In August Chris and I finally took a vacation after four years of planning, building, buying and selling wine. We wanted to go to Sicily and Greece, but since we were going to be away for 10 days decided it was best to stay closer to home where we could easily get back to the store if need be. I mean, what if Eileen found a new rosé? So we decided to visit some of our producers in the U.S. Northwest: Portland, OR and Sonoma, CA. Our flight was uneventful. Although we did taxi to the runway, only to return to the gate and have the pilot tell us “Sorry folks, we need a mechanic to check something.” Half an hour later, we were on our way. Now normally after that first announcement I would have been at the door screaming to be let off the plane. (I’m sure Chris was waiting for my freak out any moment.) But with an early morning flight and little sleep, I just gave in to an old friend's belief... Better living through medication. Hello, Xanax!

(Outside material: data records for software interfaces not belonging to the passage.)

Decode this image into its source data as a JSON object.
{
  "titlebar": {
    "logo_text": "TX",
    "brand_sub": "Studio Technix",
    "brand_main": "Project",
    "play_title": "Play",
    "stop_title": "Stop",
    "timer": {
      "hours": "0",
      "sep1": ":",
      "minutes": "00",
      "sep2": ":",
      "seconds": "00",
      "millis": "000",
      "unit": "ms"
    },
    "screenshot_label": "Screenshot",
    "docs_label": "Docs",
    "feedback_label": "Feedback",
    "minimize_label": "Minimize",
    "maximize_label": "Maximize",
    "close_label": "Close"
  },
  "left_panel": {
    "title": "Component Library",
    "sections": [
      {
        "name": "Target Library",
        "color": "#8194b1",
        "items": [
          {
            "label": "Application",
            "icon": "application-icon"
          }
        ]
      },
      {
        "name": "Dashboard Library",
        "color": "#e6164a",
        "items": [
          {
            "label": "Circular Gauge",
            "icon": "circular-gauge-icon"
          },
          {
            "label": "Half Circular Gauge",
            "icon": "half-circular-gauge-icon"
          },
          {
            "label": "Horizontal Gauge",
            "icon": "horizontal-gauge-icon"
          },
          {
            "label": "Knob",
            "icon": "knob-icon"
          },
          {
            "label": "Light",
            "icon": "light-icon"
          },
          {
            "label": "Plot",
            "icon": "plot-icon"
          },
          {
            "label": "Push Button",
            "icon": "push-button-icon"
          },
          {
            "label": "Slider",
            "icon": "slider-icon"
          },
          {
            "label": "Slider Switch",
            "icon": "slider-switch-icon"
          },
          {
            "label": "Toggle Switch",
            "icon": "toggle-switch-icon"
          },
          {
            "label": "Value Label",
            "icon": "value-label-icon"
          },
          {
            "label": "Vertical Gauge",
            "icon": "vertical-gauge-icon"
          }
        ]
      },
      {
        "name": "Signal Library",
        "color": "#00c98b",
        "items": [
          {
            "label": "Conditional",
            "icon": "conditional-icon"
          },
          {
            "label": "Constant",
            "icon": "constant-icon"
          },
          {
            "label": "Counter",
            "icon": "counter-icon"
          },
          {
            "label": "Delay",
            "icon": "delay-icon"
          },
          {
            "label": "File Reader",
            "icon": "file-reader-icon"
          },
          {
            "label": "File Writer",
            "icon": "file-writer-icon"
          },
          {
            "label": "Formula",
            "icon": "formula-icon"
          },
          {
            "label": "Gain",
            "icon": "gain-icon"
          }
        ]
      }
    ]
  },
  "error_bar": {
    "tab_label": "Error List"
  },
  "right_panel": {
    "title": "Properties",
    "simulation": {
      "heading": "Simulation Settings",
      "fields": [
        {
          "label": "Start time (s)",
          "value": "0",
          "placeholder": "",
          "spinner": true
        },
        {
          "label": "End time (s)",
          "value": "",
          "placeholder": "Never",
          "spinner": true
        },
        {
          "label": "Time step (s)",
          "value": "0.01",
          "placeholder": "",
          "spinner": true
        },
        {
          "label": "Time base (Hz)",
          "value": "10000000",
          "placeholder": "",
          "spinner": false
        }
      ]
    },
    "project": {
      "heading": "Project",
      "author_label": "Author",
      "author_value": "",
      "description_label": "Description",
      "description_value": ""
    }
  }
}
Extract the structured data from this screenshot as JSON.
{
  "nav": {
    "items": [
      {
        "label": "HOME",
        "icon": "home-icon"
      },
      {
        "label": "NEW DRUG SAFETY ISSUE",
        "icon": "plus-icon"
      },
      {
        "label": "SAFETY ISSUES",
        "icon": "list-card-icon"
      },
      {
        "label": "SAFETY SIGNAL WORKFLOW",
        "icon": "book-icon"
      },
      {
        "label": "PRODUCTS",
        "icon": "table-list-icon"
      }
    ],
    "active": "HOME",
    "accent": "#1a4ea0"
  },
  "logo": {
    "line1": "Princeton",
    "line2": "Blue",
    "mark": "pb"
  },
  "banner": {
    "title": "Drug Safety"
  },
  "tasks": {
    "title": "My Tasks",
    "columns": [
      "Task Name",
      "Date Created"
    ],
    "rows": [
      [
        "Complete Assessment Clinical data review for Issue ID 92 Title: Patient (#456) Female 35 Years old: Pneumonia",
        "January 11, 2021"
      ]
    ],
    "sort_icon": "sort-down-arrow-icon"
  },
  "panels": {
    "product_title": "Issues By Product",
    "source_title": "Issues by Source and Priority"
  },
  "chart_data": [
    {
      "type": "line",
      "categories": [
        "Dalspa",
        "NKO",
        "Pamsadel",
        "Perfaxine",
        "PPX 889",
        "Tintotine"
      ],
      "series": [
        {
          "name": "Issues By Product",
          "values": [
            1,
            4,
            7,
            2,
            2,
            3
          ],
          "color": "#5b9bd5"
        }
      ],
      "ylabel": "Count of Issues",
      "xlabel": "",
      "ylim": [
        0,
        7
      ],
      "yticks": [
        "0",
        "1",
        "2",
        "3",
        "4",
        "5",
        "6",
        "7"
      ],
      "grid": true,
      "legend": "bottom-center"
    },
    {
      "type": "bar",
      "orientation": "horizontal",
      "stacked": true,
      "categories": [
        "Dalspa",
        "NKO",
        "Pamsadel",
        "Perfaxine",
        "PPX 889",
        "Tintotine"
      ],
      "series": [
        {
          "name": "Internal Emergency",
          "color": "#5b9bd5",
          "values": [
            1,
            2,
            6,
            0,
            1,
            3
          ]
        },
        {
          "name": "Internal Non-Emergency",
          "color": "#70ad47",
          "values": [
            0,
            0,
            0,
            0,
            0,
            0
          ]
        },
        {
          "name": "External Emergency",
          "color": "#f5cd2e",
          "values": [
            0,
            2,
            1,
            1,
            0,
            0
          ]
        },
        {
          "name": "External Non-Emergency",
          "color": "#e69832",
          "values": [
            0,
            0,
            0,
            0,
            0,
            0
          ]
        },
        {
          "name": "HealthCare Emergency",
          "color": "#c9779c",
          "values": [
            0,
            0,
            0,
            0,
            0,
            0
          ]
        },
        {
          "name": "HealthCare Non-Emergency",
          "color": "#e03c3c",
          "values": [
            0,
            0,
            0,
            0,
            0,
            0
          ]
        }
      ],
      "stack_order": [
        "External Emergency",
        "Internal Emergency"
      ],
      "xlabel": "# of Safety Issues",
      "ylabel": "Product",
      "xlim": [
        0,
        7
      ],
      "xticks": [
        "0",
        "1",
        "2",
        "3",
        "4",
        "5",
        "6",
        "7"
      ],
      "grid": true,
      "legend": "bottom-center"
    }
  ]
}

Flying into Oregon is beautiful. The trees, the mountains and just the right amount of cloud cover made it look magical. Sadly you do see a lot of land affected by drought. If only we could have sent them our snow! Speaking of snow, when most people learned we were from Boston they all commented about our last snow farm finally melting. They then asked if there were any bodies found. My response: “Yes, bodies of water!”
We stayed in Downtown Portland because we wanted to be central to most of the restaurants and attractions. (Tip: Be prepared to see a lot of homelessness if you stay downtown. It was very sad, but we did see a lot of locals and social workers assisting, talking to them, trying to get them to shelters and handing out food. People are good!) One of our wine reps gave us a very cool list of places to check out and of course one of them was the Food Truck scene. Our hotel just so happened to be located a block away from an entire food truck BLOCK! (SW Adler Street between SW 9th Ave and 10th Ave.) Which is bad news if like me you think of food 24/7. So of course we made that our first stop after checking in. There had to be 60-70 food trucks lining the entire square block. How does one choose between Thai, Greek, Chinese, Polish, Italian, Cuban, BBQ, Tacos, Scandinavian? Just to name a few. We went with a basic mac and cheese truck called Mac & Trees, cuz I’m still a little street-food phobic and hadn't had my first cocktail. I ordered something that brought me back to my childhood: “The Retro Re-Do.” Mac n’cheese with hotdogs, topped with potato chips.
After hearing all the hype about Voodoo Donuts, we thought we’d check them out. And that’s all we did was check them out. The line was down the block and two deep. Really? It’s just donuts, people. After taking in the selection (from outside) and seeing what they’re all about we decided to skip the sugar fix and walk around the city. (I think a good business to open next door to them would be an insulin clinic.)
One of our favorite places we visited was Olympia Provisions, where we munched on the Spanish Board charcuterie and had a familiar bottle of wine: Vino di Anna from Sicily. We enjoyed the Chorizo Andalucia so much we had them ship some to our staff. (Tip: Ask if they ship with dry ice or ice pack.) As we were leaving, a waitress said she was glad that the last bottle of Vino di Anna went to people who really know wine, and that she was going to take it home if no one ordered it by the end of the week. Had we known we would have shared. Yeah right, sharing’s for 1st graders. Just kidding... we would have shared.
The next day was filled with winery visits in the Willamette Valley: Brooks Winery, August Cellars, Evening Land Estates, Owen Roe and Holloran Vineyard Wines.
- At Brooks we walked among their biodynamic Pommard vineyard and vegetable garden, but declined to see the compost pile when we learned that it’s churned with a backhoe.
- August Cellars taught us to be more punctual but we did get to see them rearranging the barrel room, preparing for harvest. I was also reminded how delicious their Riesling is.
- We ignored the signs for the Evening Land tasting room and drove around the vineyards. OK, we were lost. (Tip 3: GPS and cell service can be patchy.) Making our way back to their new tasting room, which is beautiful, we found lots of information about their properties and vines, with 30 year-old vine trunks on display.
- At Owen Roe we were given a behind the scenes tour of their barrel room and tasted a special blend they were working on.
- Our final stop was at Holloran Vineyard Wines, where we bonded with Eve Holloran and their new VP of Sales and Marketing, Aaron Coe, over NYC's John’s Pizza and the fact that it's my family's restaurant. So much for Social Wines, talk was all about John’s for a while. Aaron was very gracious and gave us a barrel sample of his own wine, a Sangiovese that should be bottled the beginning of next year. If we ask nicely we might be able to get a few cases of this wonderful Sangiovese. Fingers crossed!